Secure your pet on the road

A test of popular pet harnesses has revealed that most are not effective in restraining pets in even a low speed collision.

Tests carried out at IAG’s research centre showed that an unrestrained pet travelling in the back seat of a car would hit the dashboard with enough force to seriously injury the animal, even at low speeds. 
This is not only dangerous for pets, but for drivers and passengers as well. 
An effective pet harness is critical to travel safely with your pet – but our testing showed that many harnesses on the market do not adequately restrain pets.
Out of 25 harnesses tested, only 2 managed to restrain life-sized dog crash dummies in an impact at 35 kph.

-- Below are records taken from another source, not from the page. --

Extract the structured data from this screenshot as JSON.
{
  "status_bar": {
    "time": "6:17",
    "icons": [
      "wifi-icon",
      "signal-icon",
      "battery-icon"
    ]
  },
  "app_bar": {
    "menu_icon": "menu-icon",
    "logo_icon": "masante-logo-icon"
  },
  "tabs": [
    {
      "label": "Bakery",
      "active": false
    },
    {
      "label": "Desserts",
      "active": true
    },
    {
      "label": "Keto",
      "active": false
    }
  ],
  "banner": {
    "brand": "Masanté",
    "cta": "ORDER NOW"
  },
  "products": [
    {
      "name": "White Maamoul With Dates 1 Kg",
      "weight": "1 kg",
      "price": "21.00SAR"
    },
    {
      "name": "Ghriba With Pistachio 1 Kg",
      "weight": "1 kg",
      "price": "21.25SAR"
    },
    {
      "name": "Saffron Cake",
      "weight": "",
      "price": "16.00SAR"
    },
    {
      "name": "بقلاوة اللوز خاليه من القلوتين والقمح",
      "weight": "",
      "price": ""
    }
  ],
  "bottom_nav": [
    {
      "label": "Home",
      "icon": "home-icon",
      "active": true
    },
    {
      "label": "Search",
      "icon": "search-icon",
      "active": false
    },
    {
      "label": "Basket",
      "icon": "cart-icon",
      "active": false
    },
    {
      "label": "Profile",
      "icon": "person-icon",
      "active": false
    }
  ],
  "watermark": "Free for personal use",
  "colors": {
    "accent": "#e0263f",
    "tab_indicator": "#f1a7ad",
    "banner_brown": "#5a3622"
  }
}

The only two harnesses that didn’t fail were the Purina Roadie harness and the Sleepypod Clickit harness. Unlike the other harnesses, the adjusting buckles and webbing stood up to both the 35km/h drop test and in-car low speed crash test of up to 20km/h.  
IAG Head of Research Robert McDonald explained the testing was undertaken to urge pet owners to consider the safety of their pets and passengers when travelling in vehicles.
 “Most people using the commonly available harnesses are doing so in a genuine attempt to keep their pets safe. However our testing has unfortunately shown that most harnesses, while effective at restraining pets, are not safety devices and do little to prevent injury in a common low speed crash. 
“An effective harness is critical when travelling with a pet as it keeps the animal safe and restrained and avoids the driver being distracted while driving with the animal moving around inside the vehicle. In a collision, an unrestrained pet also has the potential to injure the other passengers in the vehicle.  
“Many dogs weigh over 20kg with some over 50kg. The Purina Roadie harness proved effective at restraining dogs up to 35kg, while the more expensive Sleepypod Clickit harness tested to be more suitable for larger animals,” said Mr McDonald.
“Just as you restrain a child in the car, we want to urge all dog owners to consider these results and ensure their furry friend is secured safely when travelling in the car,” said McDonald. 
The testing was conducted by dropping weighted harnesses at speeds of up to 35km/h. The in-car testing was conducted using a specially modified crash test car at speeds of up to 20km/h.  The tests were completed at the IAG Insurance Research Centre in Sydney.